Burgeoning demand of this fabric from various parts of the globe has been the nucleus of change that the tradition of Phulkari has witnessed. Having bagged a contemporary label, the Phulkari today is a lot different. For example, no longer is the darn embroidered on the wrong side of the cloth. A coarser style of embroidery that showcases mechanical work rather than detailed handwork, is being largely deployed by the industry owing to the bulk demand of the embroidered fabrics. Likewise, Khaddar is being replaced by a variety of other textiles such as chiffon, georgette, cotton, etc.
New designs for outfits are being established by several modern designers to reach out to the new segments of customers. Presently, machinemade Phulkari attires are being manufactured in Amritsar and Ludhiana which is affordable for low end customers. Almost twelve Phulkari suits can be made in one day by machines which all the more lowers the price of the product. Nevertheless, the machine made products have not reduced the sale of traditional Phulkari, instead new markets have opened up popularizing it, making it available to masses.
A Phulkari suit or sari mixed and matched with ethnic jewelry in contrast colours looks admirable. Accessorize your Phulakari outfit with oxidized silver jewellery for a complete traditional look.
Traditionally considered a bridal outfit, the Phulkari is till date widely worn during the wedding season in a family. Bright reds, oranges and blues add a vibrant and joyous touch to their celebrations. Nonetheless, lighter Phulkari works dyed in sober colours make elegant daily wears. Since Phulkari is a form of embroidery that can be done on almost any fabric, seasonal variations are not a limitation for its suitability. Phulkari Odinis/Dupattas can be teamed with plain kurti-patiala or a cotton top worn over rugged denim for a contemporary look.
Phulkari work is a trending global wear option. With people from all around the world exhibiting enthusiasm to indulge in Indian culture, Phulkari has easily slipped into the Western countries. Owing to its wearability all around the year, the style rates quite high on the global wearability factor. Depending on the occasion the Phulkari can be customized for occasional or regular dressing.
The Future of Phulkari
Phulkari work has spread its fabric from Odinis to full-length suits. The time is not far when we will see it being used on curtains as an essential part of the interiors industry. The rural crafts industry could see Phulkari developing as a trend in designing handicrafts and ornaments as well.
Phulkari is one of the most detailed and intricate kinds of needlework that needs proper care. A phulkari garment should we washed with delicate hands and should be ironed on the reverse side. Occasionally, getting it dry-cleaned will keep the fabric bright and lively.
Interesting Facts and Comparisons
- The silk thread that was traditionally used in Phulkari work was straighter than an uncoiled steel wire

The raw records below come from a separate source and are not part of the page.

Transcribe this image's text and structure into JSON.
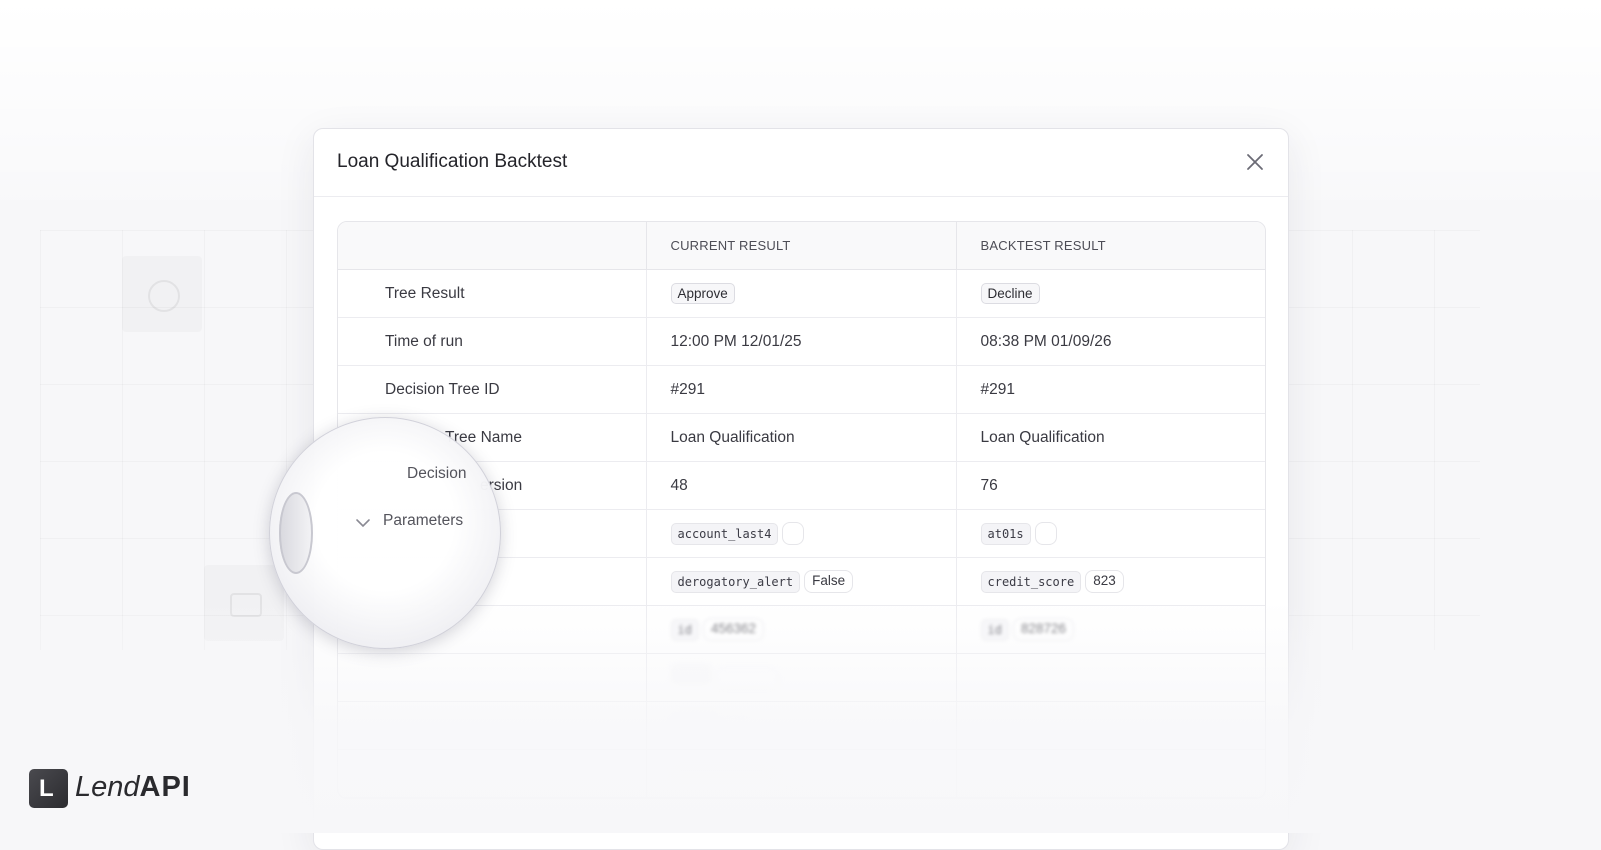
{
  "modal": {
    "title": "Loan Qualification Backtest"
  },
  "table": {
    "headers": [
      "",
      "CURRENT RESULT",
      "BACKTEST RESULT"
    ],
    "rows": [
      {
        "label": "Tree Result",
        "current": "Approve",
        "backtest": "Decline"
      },
      {
        "label": "Time of run",
        "current": "12:00 PM 12/01/25",
        "backtest": "08:38 PM 01/09/26"
      },
      {
        "label": "Decision Tree ID",
        "current": "#291",
        "backtest": "#291"
      },
      {
        "label": "Tree Name",
        "current": "Loan Qualification",
        "backtest": "Loan Qualification"
      },
      {
        "label": "Decision",
        "label_suffix": "ersion",
        "current": "48",
        "backtest": "76"
      }
    ],
    "parameters": {
      "label": "Parameters",
      "rows": [
        {
          "current_key": "account_last4",
          "current_val": "",
          "backtest_key": "at01s",
          "backtest_val": ""
        },
        {
          "current_key": "derogatory_alert",
          "current_val": "False",
          "backtest_key": "credit_score",
          "backtest_val": "823"
        },
        {
          "current_key": "id",
          "current_val": "456362",
          "backtest_key": "id",
          "backtest_val": "828726"
        }
      ]
    }
  },
  "logo": {
    "letter": "L",
    "part1": "Lend",
    "part2": "API"
  },
  "colors": {
    "background": "#f7f7f9",
    "modal_border": "#e3e3e8",
    "text": "#2b2b31"
  },
  "icons": {
    "close": "close-icon",
    "expand": "chevron-down-icon"
  }
}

- A heavy phulkari work dupatta can cost almost as much as a Banarasi Silk Saree
- Phulkari embroidery makes use of the least complicated patterns to create extremely intriguing designs
- Originally Phulkari was done as a pass time by women of Punjab
- It takes at least 80 days to finish a Phulkari salwar kameez
- The first mentions of Phulkari work were found in the Punjabi text on Heer and Ranjha
- The patterns of Phulkari are neither drawn nor traced
- Bollywood actor Priyanka Chopra adorned a Phulkari Churidar Kameez in the movie ‘Teri Meri Kahani’
Categories: Motifs & Embroideries